** Records supplied follows **

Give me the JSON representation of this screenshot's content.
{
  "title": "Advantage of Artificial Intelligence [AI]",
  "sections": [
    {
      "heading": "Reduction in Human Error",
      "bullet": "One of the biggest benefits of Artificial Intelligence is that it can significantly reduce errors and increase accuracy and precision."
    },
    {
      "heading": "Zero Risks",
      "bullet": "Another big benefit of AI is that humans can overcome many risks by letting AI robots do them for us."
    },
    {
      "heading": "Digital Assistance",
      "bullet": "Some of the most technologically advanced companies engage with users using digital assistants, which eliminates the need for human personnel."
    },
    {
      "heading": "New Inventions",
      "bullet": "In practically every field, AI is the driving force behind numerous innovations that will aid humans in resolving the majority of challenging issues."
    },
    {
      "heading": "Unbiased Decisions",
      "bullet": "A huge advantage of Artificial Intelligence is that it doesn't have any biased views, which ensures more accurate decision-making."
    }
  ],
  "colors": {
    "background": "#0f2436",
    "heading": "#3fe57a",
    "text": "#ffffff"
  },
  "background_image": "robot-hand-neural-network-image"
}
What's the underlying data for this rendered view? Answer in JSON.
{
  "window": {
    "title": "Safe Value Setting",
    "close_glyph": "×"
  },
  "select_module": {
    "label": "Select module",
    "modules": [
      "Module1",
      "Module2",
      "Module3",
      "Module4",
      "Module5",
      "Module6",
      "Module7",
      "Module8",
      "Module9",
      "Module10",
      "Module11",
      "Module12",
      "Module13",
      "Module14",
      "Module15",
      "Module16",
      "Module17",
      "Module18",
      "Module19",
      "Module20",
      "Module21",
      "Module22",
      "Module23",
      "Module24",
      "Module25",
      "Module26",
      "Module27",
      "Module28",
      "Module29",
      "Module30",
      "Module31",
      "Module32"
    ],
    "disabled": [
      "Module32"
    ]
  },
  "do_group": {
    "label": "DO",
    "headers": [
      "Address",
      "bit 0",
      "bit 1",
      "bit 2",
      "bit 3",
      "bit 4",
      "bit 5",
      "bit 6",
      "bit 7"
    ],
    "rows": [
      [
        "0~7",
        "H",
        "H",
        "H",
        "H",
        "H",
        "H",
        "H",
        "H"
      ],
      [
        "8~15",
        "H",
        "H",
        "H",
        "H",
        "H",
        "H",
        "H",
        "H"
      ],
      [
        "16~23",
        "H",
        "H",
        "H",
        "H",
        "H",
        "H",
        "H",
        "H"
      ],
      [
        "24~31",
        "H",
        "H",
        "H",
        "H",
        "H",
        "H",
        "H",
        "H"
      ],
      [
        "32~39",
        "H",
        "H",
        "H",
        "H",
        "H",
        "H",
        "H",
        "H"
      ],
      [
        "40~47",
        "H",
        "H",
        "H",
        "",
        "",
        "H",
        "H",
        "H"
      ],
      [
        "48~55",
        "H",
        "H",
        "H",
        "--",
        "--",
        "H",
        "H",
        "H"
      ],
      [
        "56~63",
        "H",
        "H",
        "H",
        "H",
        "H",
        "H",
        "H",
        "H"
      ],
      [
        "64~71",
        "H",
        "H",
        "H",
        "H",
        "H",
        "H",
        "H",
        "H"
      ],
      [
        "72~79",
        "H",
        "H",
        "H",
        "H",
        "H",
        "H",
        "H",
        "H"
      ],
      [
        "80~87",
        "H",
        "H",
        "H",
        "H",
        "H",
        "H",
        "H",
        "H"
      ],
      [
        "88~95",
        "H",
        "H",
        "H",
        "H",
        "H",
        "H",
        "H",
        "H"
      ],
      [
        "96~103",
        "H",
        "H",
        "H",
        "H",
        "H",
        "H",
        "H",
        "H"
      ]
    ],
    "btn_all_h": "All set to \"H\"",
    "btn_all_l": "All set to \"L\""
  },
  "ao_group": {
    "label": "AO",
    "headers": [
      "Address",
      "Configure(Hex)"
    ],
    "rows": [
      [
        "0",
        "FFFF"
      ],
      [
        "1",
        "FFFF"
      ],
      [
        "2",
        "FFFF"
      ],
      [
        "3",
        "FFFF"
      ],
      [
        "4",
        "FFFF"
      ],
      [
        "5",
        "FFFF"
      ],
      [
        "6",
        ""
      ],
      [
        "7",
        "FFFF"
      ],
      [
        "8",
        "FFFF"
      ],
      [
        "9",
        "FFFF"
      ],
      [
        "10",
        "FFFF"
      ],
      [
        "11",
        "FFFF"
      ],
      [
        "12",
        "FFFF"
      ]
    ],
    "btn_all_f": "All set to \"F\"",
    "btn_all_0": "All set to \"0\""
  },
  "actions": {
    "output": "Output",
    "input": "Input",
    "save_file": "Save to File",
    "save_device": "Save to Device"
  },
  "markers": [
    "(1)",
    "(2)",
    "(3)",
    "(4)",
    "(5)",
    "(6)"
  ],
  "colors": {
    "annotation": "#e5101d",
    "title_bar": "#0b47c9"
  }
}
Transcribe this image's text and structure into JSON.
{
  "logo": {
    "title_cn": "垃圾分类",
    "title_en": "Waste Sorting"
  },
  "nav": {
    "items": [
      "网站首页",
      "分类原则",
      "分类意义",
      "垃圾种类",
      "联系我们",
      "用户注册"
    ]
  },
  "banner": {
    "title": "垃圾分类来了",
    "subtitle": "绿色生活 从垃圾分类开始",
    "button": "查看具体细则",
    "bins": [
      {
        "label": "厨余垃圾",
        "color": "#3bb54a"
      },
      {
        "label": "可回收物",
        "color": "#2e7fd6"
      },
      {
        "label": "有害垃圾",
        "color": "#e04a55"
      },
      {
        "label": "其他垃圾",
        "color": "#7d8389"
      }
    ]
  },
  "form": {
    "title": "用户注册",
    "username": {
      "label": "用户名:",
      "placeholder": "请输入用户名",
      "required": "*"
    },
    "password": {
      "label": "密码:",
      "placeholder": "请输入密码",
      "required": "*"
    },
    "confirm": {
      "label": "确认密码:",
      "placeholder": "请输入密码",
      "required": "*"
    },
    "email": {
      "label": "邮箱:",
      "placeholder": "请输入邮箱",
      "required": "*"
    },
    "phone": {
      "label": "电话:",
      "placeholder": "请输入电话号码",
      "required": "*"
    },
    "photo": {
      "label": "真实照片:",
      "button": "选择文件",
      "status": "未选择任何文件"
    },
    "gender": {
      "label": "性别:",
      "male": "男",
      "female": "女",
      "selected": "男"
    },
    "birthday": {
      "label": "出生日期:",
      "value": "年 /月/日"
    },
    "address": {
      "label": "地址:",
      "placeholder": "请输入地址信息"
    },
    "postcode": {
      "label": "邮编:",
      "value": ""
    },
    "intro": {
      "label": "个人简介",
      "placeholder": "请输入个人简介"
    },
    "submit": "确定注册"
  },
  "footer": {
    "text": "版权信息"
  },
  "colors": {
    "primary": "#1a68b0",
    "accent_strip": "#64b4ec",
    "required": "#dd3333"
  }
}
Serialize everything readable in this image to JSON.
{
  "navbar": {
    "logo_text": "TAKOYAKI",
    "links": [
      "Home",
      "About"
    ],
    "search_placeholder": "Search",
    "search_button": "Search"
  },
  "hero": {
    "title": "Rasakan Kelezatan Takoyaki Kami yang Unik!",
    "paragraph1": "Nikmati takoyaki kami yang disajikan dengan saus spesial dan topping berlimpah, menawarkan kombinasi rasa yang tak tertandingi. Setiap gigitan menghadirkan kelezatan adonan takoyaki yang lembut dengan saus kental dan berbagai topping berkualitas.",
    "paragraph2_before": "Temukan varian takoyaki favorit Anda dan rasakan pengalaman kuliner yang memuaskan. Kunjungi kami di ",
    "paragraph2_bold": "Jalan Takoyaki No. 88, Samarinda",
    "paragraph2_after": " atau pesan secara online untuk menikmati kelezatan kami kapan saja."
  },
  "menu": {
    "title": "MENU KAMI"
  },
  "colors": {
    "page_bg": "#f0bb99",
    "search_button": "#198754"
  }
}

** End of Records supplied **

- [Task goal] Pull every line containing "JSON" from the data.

- [Task output]
Give me the JSON representation of this screenshot's content.
What's the underlying data for this rendered view? Answer in JSON.
Transcribe this image's text and structure into JSON.
Serialize everything readable in this image to JSON.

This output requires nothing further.